Presley: DRINKS tours the East Coast in October and the West Coast in November. I’m not sure if W-X will, or can be played live. Maybe.
And where does White Fence fit in with all of your new stuff going on? Last year’s For the Recently Found Innocent was your first foray into a “real studio” with White Fence. I remember you telling me at one point that that was a step that needed to happen, whether the outcome was what you wanted or not. Now that the album’s been out for a while, how do you feel about it? Will you return to a proper studio for the 7th White Fence record?
Presley: Yea, it was something I needed to do. I may try it again, with Cate producing. Maybe in December. We have talked about it. I think it's important to have a variety of albums. If artists made the same records over and over, then they ain’t really doing anything for anyone. I like Neil Young's speal that "selling out would’ve been making another record like Harvest." I get it now. I would’ve scoffed at that when I was 20, but it’s a new morning.

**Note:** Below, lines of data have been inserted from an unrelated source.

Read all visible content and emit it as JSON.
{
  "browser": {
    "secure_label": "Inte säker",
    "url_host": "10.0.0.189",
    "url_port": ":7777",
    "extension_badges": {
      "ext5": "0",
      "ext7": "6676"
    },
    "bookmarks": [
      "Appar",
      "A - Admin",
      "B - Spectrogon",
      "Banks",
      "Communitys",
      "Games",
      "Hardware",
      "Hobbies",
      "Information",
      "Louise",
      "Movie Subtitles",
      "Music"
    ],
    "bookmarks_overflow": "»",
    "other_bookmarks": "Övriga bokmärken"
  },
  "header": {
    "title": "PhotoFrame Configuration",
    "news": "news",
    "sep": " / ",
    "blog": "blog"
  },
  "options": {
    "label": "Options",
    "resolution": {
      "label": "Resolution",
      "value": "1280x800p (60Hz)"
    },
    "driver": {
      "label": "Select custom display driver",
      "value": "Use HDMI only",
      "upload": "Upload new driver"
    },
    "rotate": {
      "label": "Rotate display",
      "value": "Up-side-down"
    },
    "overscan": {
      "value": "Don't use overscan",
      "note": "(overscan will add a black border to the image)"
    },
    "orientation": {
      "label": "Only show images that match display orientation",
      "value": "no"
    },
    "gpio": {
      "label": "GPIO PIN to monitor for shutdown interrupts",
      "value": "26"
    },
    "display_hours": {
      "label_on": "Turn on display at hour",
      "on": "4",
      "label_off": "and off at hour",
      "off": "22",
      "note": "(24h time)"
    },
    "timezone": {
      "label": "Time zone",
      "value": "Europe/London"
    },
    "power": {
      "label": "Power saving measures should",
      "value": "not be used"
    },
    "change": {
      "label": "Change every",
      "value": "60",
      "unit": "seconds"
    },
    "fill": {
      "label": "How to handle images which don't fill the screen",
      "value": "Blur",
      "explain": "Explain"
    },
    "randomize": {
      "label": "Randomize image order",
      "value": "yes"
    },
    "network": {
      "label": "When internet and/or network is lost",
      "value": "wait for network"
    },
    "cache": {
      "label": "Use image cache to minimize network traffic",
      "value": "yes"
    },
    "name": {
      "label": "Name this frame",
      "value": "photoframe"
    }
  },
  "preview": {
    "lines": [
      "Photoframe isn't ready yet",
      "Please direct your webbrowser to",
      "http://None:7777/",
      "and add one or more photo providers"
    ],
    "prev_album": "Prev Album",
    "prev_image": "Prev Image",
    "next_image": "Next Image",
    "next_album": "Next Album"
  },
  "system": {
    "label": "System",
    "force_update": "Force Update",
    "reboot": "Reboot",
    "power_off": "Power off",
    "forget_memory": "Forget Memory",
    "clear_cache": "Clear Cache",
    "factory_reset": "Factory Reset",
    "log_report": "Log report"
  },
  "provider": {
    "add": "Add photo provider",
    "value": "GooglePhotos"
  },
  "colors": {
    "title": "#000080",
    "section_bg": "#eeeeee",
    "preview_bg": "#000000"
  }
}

A lot of the reviews of your music mention the lyrics, and personally they are my favorite part about what you do. Where does your lyrical inspiration come from? How important is the lyrical process to you, meaning do you just come up with something that sounds cool or is there a deeper meaning behind it all?
Presley: The lyrics have become the most important part to me now. It’s like a puzzle that I will never complete. Plus, it's the only healthy place I can vent. That is my therapy. I write all the time now. So when a song comes along, I'll go through those words and see if they fit. There are the times I need to sacrifice strong words for melody, but that’s part of the puzzle too. I like dressing up words or lines so they become transexual. Plus, I noticed if the lyric has deep personal meaning, I'll perform it better live. I get chills right before it comes. Like venom from the teeth.
You did the artwork for the W-X record that’s about to come out, and the art for the Drinks album Hermits on Holiday, plus you’ve done most, if not all of the White Fence album art. How important is the artwork to the overall aesthetic of your records?
Presley: It’s really important. Plus, I live in fear I'll ask someone to do something and I'll hate it and then won’t know how to tell them. I love doing it though; you get to create the visual universe the album lives in. When it works, it’s the greatest thing ever. A perfect example is CRASS. The art for those records sounds more like CRASS than the music.
Would you ever do album art for another band? Who would be an artist or band that you couldn’t say no to in terms of doing their album artwork?
Presley: Shit, I dunno. I would. I’d like to do art for Pusha-T. Or Tom Petty. Or that band INSTITUTE. And, of course, Ex-Cult.
Finally, what does Family Perfume smell like?
Presley: Smells like…bed.
Chris Shaw plays in the band Ex-Cult. He is on Twitter.